What distinguishes Atman (Self) from Brahman (Awareness)?
In the Vedanta equation: Awareness + Maya = Ishwara.
And on the other side: Atman + Ignorance = Jiva (individual soul).
Atman and Brahman are essentially the same limitless conscious existence.
When we speak of limitless conscious existence in its association with the body-mind-sense complex, we refer to it as sat-chit-ananda atman.
When we speak of it in terms of its absolute “un-seemingly-bound” nature, we refer to it as satyam-jnanam-anantam Brahman.
The meaning of the compounds sat-chit-ananda and satyam-jnanam-anantam is essentially the same.
Sat and satyam both refer to “being” or “existence.”
Chit and jnanam both refer to “consciousness” or “awareness.”
The literal meaning of jnanam is “knowledge,” but in reference to the nature of Brahman it indicates the knowledge-principle or intelligence-as-such that manifests as the “intelligent design” of the universe and lends sentiency to the mind.
There is a slight difference in the meaning of the terms ananda and anantam, but again both indicate essentially the same principle.
Ananda is often mistranslated and as “bliss” and consequently misunderstood to indicate that the nature of the self is experiential bliss or the mundane happiness we associate with getting what we want or simply being in a good mood.
The literal meaning of the word ananda is “bliss” and it does indicate experiential bliss in other contexts.
With regard to the self, however, ananda cannot refer to experiential bliss because the experience of bliss is known to the mind and, thus, is an object in awareness. Hence, bliss cannot be the non-objectifiable witnessing awareness in the scope of which it appears.
Awareness is non-objectifiable because it is without defining or distinguishing boundaries itself.

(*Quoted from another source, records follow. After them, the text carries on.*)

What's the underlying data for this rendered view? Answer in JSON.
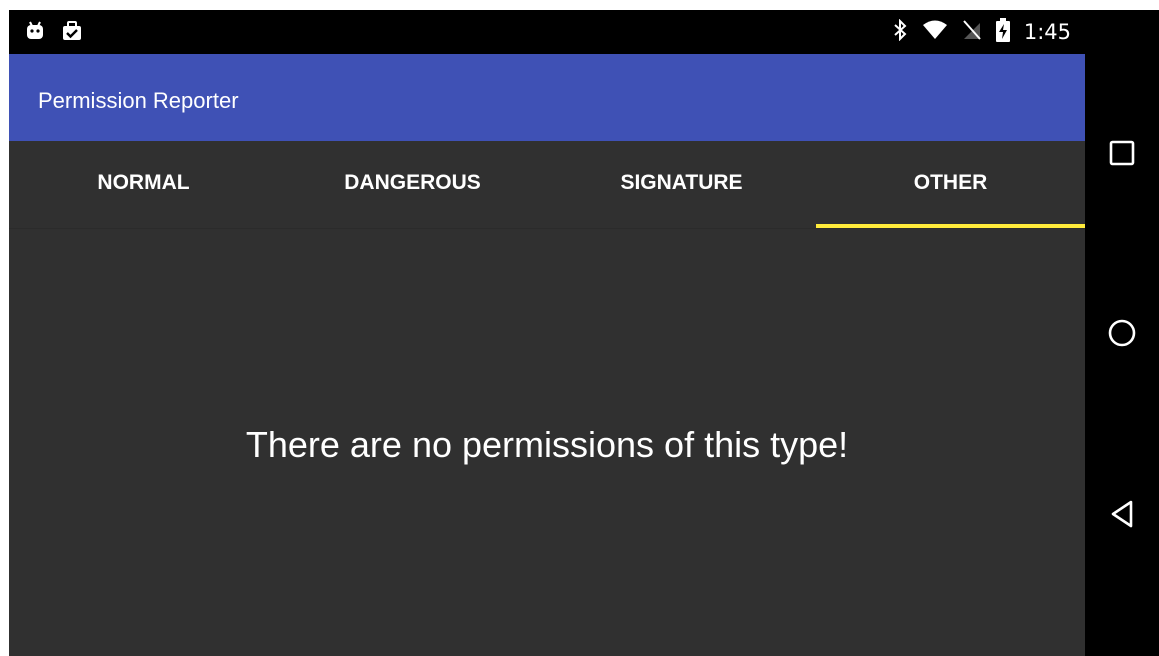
{
  "status_bar": {
    "left_icons": [
      "android-debug-icon",
      "briefcase-check-icon"
    ],
    "right_icons": [
      "bluetooth-icon",
      "wifi-icon",
      "no-sim-icon",
      "battery-charging-icon"
    ],
    "time": "1:45"
  },
  "app_bar": {
    "title": "Permission Reporter",
    "color": "#3f51b5"
  },
  "tabs": [
    {
      "label": "NORMAL",
      "active": false
    },
    {
      "label": "DANGEROUS",
      "active": false
    },
    {
      "label": "SIGNATURE",
      "active": false
    },
    {
      "label": "OTHER",
      "active": true
    }
  ],
  "tab_indicator_color": "#ffeb3b",
  "content": {
    "empty_message": "There are no permissions of this type!"
  },
  "nav_bar": {
    "buttons": [
      "recents-square-icon",
      "home-circle-icon",
      "back-triangle-icon"
    ]
  }
}
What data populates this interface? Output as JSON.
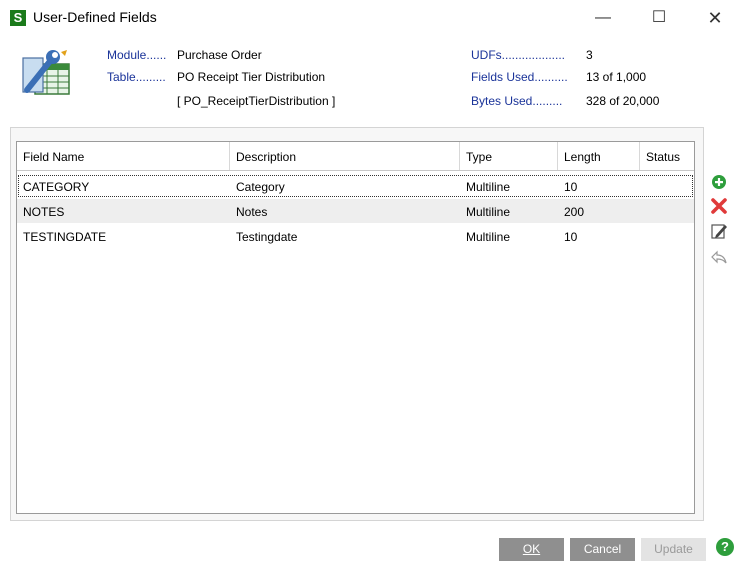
{
  "window": {
    "title": "User-Defined Fields",
    "app_icon_letter": "S",
    "minimize_glyph": "—",
    "maximize_glyph": "☐",
    "close_glyph": "✕"
  },
  "info": {
    "module_label": "Module......",
    "module_value": "Purchase Order",
    "table_label": "Table.........",
    "table_value": "PO Receipt Tier Distribution",
    "table_name": "[ PO_ReceiptTierDistribution ]",
    "udfs_label": "UDFs...................",
    "udfs_value": "3",
    "fields_used_label": "Fields Used..........",
    "fields_used_value": "13 of 1,000",
    "bytes_used_label": "Bytes Used.........",
    "bytes_used_value": "328 of 20,000"
  },
  "grid": {
    "columns": [
      "Field Name",
      "Description",
      "Type",
      "Length",
      "Status"
    ],
    "rows": [
      {
        "field_name": "CATEGORY",
        "description": "Category",
        "type": "Multiline",
        "length": "10",
        "status": ""
      },
      {
        "field_name": "NOTES",
        "description": "Notes",
        "type": "Multiline",
        "length": "200",
        "status": ""
      },
      {
        "field_name": "TESTINGDATE",
        "description": "Testingdate",
        "type": "Multiline",
        "length": "10",
        "status": ""
      }
    ]
  },
  "side_toolbar": {
    "icons": [
      "add-icon",
      "delete-icon",
      "edit-icon",
      "undo-icon"
    ]
  },
  "buttons": {
    "ok": "OK",
    "cancel": "Cancel",
    "update": "Update",
    "help": "?"
  },
  "colors": {
    "label_blue": "#1a3399",
    "button_gray": "#8f8f8f",
    "help_green": "#2e9e3c",
    "add_green": "#2e9e3c",
    "delete_red": "#e03a3a"
  }
}
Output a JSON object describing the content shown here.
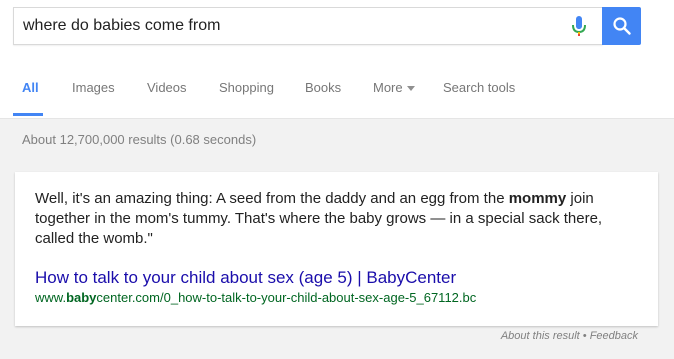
{
  "search": {
    "query": "where do babies come from"
  },
  "tabs": [
    {
      "label": "All"
    },
    {
      "label": "Images"
    },
    {
      "label": "Videos"
    },
    {
      "label": "Shopping"
    },
    {
      "label": "Books"
    },
    {
      "label": "More"
    },
    {
      "label": "Search tools"
    }
  ],
  "results_stats": "About 12,700,000 results (0.68 seconds)",
  "featured_snippet": {
    "text_before_bold": "Well, it's an amazing thing: A seed from the daddy and an egg from the ",
    "bold": "mommy",
    "text_after_bold": " join together in the mom's tummy. That's where the baby grows — in a special sack there, called the womb.\"",
    "link_title": "How to talk to your child about sex (age 5) | BabyCenter",
    "url_prefix": "www.",
    "url_bold": "baby",
    "url_rest": "center.com/0_how-to-talk-to-your-child-about-sex-age-5_67112.bc"
  },
  "footer": {
    "about": "About this result",
    "separator": " • ",
    "feedback": "Feedback"
  },
  "icons": {
    "mic": "microphone-icon",
    "search": "magnifier-icon"
  },
  "colors": {
    "accent": "#4285f4",
    "link": "#1a0dab",
    "url": "#006621"
  }
}
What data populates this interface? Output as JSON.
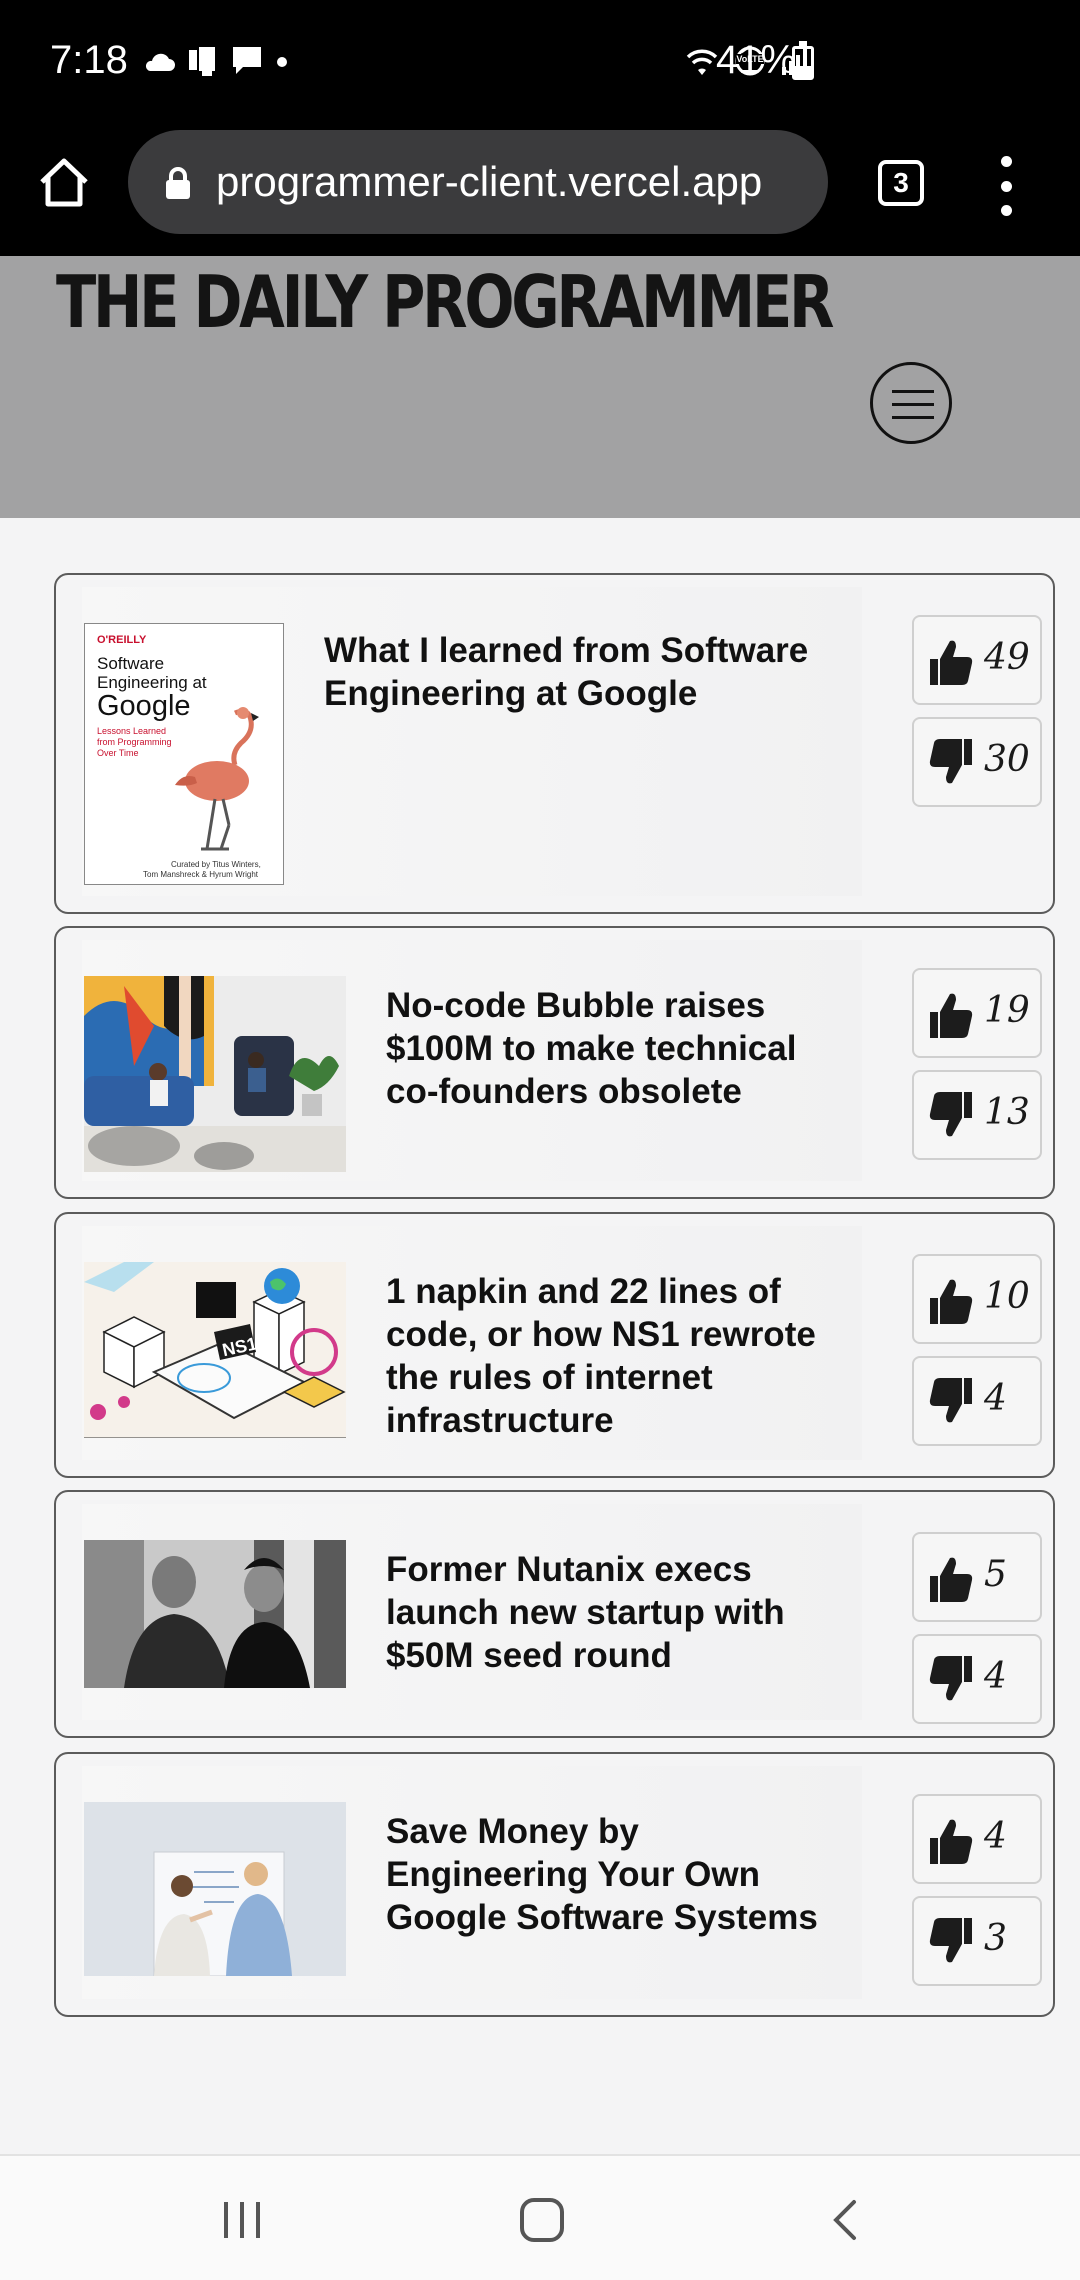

Since anything with such, is by definition an object, appearing with its scope of being.
And though Awareness is often referred to as the Witness, it is more appropriately understood as the “illumining” factor that lends the mind sentiency and enables it to perform the functions we think of as knowing… rather than the knowing subject of known objects. In other words, Awareness is not a personal entity equipped with a mind of its own, because the seen-object can never be the seer-subject (Awareness).
In Vedanta, ananda is a technical term that indicates “fullness.” It is an appropriate indicator of the nature of awareness because atma is that portion of all-pervasive awareness that “fills” the body-mind-sense complex.
Anta means “end” and placing the prefix a or an in from of a word in Sanskrit negates the meaning of the word. Thus, anantam literally means “without end.”
In terms of Brahman, it indicates the limitless nature of awareness. Awareness is limitless because everything—including even abstract thoughts and emotions, which have their own unique character that makes them distinguishable from other thoughts and emotions— limited by the parameters of time and space, which are themselves only known objective phenomena, is an object appearing within the scope of awareness, and therefore awareness itself must be limitless.
Thus, Brahman and atman are essentially the same limitless conscious existence, and in fact is often referred to as Brahman-atma.
Your equation of Brahman conditioned by its own inherent power of Maya with Isvara and atma conditioned by the same with jiva is basically correct.
It is important to note, however, that the mind-body-sense complex of the jiva is a form projected by Maya/Isvara, whereas avidya, the self-ignorance which afflicts the jiva, is a psychological condition that is the microcosmic consequence of Maya’s conditioning influence on Brahman.
While avidya can be eradicated through atmajnanam, self-knowledge, Maya is an inherent aspect of Brahman and, thus, can never be fully eradicated.
This is why the body-mind-sense complex doesn’t suddenly dissolve upon the jiva’s realization of its true nature and, moreover, why jivas will endlessly arise and subside within the scope of Brahman’s being.